Russia conducted a partially successful test of its developmental nuclear-powered cruise missile, the Burevestnik, on January 29, 2019, according to U.S. government sources with knowledge of Russia’s weapons programs who spoke to the The Diplomat. The test took place at Russia’s Kapustin Yar missile test range and is the thirteenth to date involving the missile.
The test marks the first involving the Burevestnik in nearly one year. The missile had not been tested since February 2018. According to one source, U.S. intelligence assesses that Russia’s development efforts on the missile continues. The United States intelligence community internally calls the missile the KY30 or the SSC-X-9 SKYFALL.
The Burevestnik was first tested at Kapustin Yar in June 2016. According to U.S. military intelligence, only one test of the missile has been moderately successful to date. That test took place in November 2017 from Russia’s Pank’ovo test site in Novaya Zemlya and resulted in recovery mission involving specialized Russian ship crews to retrieve the missile’s debris and nuclear materials from the Barents Sea after a crash.
In a speech unveiling a suite of new missile systems before the Russian Federal Assembly in March 2018, Russian President Vladimir Putin noted that “In late 2017, Russia successfully launched its latest nuclear-powered missile at the Central training ground.”
He continued that “during its flight, the nuclear-powered engine reached its design capacity and provided the necessary propulsion.” He additionally claimed that the missile’s range was “unlimited” and that it could “maneuver for as long as necessary.”

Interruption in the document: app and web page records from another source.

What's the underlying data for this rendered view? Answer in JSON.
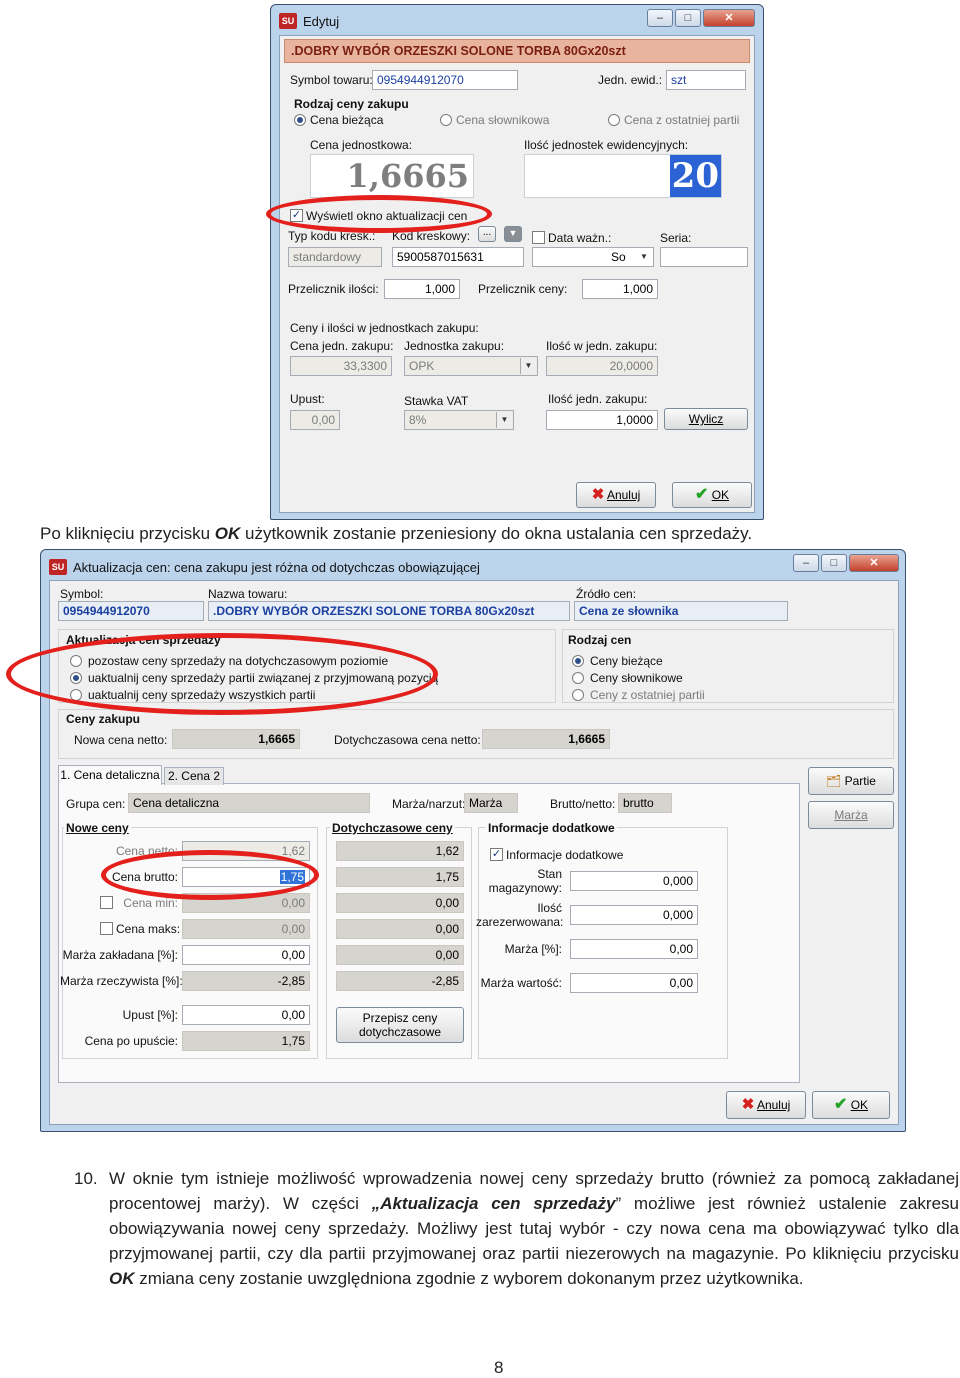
{
  "win1": {
    "title": "Edytuj",
    "product_name": ".DOBRY WYBÓR ORZESZKI SOLONE TORBA 80Gx20szt",
    "symbol_label": "Symbol towaru:",
    "symbol_value": "0954944912070",
    "unit_label": "Jedn. ewid.:",
    "unit_value": "szt",
    "price_type_header": "Rodzaj ceny zakupu",
    "price_options": [
      "Cena bieżąca",
      "Cena słownikowa",
      "Cena z ostatniej partii"
    ],
    "unit_price_label": "Cena jednostkowa:",
    "unit_price_value": "1,6665",
    "qty_label": "Ilość jednostek ewidencyjnych:",
    "qty_value": "20",
    "show_update_label": "Wyświetl okno aktualizacji cen",
    "barcode_type_label": "Typ kodu kresk.:",
    "barcode_type_value": "standardowy",
    "barcode_label": "Kod kreskowy:",
    "barcode_value": "5900587015631",
    "expiry_label": "Data ważn.:",
    "expiry_value": "So",
    "series_label": "Seria:",
    "qty_conv_label": "Przelicznik ilości:",
    "qty_conv_value": "1,000",
    "price_conv_label": "Przelicznik ceny:",
    "price_conv_value": "1,000",
    "purchase_units_header": "Ceny i ilości w jednostkach zakupu:",
    "purchase_price_label": "Cena jedn. zakupu:",
    "purchase_price_value": "33,3300",
    "purchase_unit_label": "Jednostka zakupu:",
    "purchase_unit_value": "OPK",
    "qty_in_unit_label": "Ilość w jedn. zakupu:",
    "qty_in_unit_value": "20,0000",
    "discount_label": "Upust:",
    "discount_value": "0,00",
    "vat_label": "Stawka VAT",
    "vat_value": "8%",
    "purchase_qty_label": "Ilość jedn. zakupu:",
    "purchase_qty_value": "1,0000",
    "calc_btn": "Wylicz",
    "cancel_btn": "Anuluj",
    "ok_btn": "OK"
  },
  "caption_prefix": "Po kliknięciu przycisku ",
  "caption_bold": "OK",
  "caption_suffix": " użytkownik zostanie przeniesiony do okna ustalania cen sprzedaży.",
  "win2": {
    "title": "Aktualizacja cen: cena zakupu jest różna od dotychczas obowiązującej",
    "symbol_label": "Symbol:",
    "symbol_value": "0954944912070",
    "name_label": "Nazwa towaru:",
    "name_value": ".DOBRY WYBÓR ORZESZKI SOLONE TORBA 80Gx20szt",
    "source_label": "Źródło cen:",
    "source_value": "Cena ze słownika",
    "update_header": "Aktualizacja cen sprzedaży",
    "update_options": [
      "pozostaw ceny sprzedaży na dotychczasowym poziomie",
      "uaktualnij ceny sprzedaży partii związanej z przyjmowaną pozycją",
      "uaktualnij ceny sprzedaży wszystkich partii"
    ],
    "price_kind_header": "Rodzaj cen",
    "price_kind_options": [
      "Ceny bieżące",
      "Ceny słownikowe",
      "Ceny z ostatniej partii"
    ],
    "purchase_header": "Ceny zakupu",
    "new_net_label": "Nowa cena netto:",
    "new_net_value": "1,6665",
    "old_net_label": "Dotychczasowa cena netto:",
    "old_net_value": "1,6665",
    "tabs": [
      "1. Cena detaliczna",
      "2. Cena 2"
    ],
    "group_label": "Grupa cen:",
    "group_value": "Cena detaliczna",
    "margin_label": "Marża/narzut:",
    "margin_value": "Marża",
    "gross_label": "Brutto/netto:",
    "gross_value": "brutto",
    "new_prices_header": "Nowe ceny",
    "old_prices_header": "Dotychczasowe ceny",
    "extra_header": "Informacje dodatkowe",
    "rows": [
      {
        "label": "Cena netto:",
        "new": "1,62",
        "old": "1,62"
      },
      {
        "label": "Cena brutto:",
        "new": "1,75",
        "old": "1,75"
      },
      {
        "label": "Cena min:",
        "new": "0,00",
        "old": "0,00"
      },
      {
        "label": "Cena maks:",
        "new": "0,00",
        "old": "0,00"
      },
      {
        "label": "Marża zakładana [%]:",
        "new": "0,00",
        "old": "0,00"
      },
      {
        "label": "Marża rzeczywista [%]:",
        "new": "-2,85",
        "old": "-2,85"
      }
    ],
    "discount_label": "Upust [%]:",
    "discount_value": "0,00",
    "after_discount_label": "Cena po upuście:",
    "after_discount_value": "1,75",
    "copy_btn_line1": "Przepisz ceny",
    "copy_btn_line2": "dotychczasowe",
    "extra_check_label": "Informacje dodatkowe",
    "stock_label1": "Stan",
    "stock_label2": "magazynowy:",
    "stock_value": "0,000",
    "reserved_label1": "Ilość",
    "reserved_label2": "zarezerwowana:",
    "reserved_value": "0,000",
    "margin_pct_label": "Marża [%]:",
    "margin_pct_value": "0,00",
    "margin_val_label": "Marża wartość:",
    "margin_val_value": "0,00",
    "parts_btn": "Partie",
    "margin_btn": "Marża",
    "cancel_btn": "Anuluj",
    "ok_btn": "OK"
  },
  "para": {
    "number": "10.",
    "t1": "W oknie tym istnieje możliwość wprowadzenia nowej ceny sprzedaży brutto (również za pomocą zakładanej procentowej marży). W części ",
    "bold1": "„Aktualizacja cen sprzedaży",
    "t2": "” możliwe jest również ustalenie zakresu obowiązywania nowej ceny sprzedaży. Możliwy jest tutaj wybór - czy nowa cena ma obowiązywać tylko dla przyjmowanej partii, czy dla partii przyjmowanej oraz partii niezerowych na magazynie. Po kliknięciu przycisku ",
    "bold2": "OK",
    "t3": " zmiana ceny zostanie uwzględniona zgodnie z wyborem dokonanym przez użytkownika."
  },
  "page_number": "8",
  "colors": {
    "highlight": "#e3201c",
    "title_bar": "#bcd3ec",
    "accent_blue": "#1a3fa0"
  }
}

No country has to date deployed a cruise missile using an on-board nuclear reactor, largely given the engineering challenges and safety concerns involved. In the late-1950s, the United States began development on prototype nuclear-powered ramjet engines as part of Project Pluto, but none of those missiles were ever deployed.
The Burevestnik was announced by Putin alongside a range of new nuclear weapons in his March 2018 address. Some of the other weapons include the Avangard, a hypersonic boost-glide reentry vehicle, the Poseidon, an autonomous thermonuclear torpedo, the Sarmat, a new intercontinental-range ballistic missile, and the Kinzhal, an air-launched ballistic missile.
The January test of the Burevestnik comes shortly after the release of the United States’ 2019 Missile Defense Review, which called for the development of a range of new technologies to augment existing U.S. defensive capabilities against cruise and ballistic missile threats. In March 2018, Putin justified Russia’s development of the Burevestnik and other new systems in terms of growing Russian concerns about U.S. missile defense capabilities.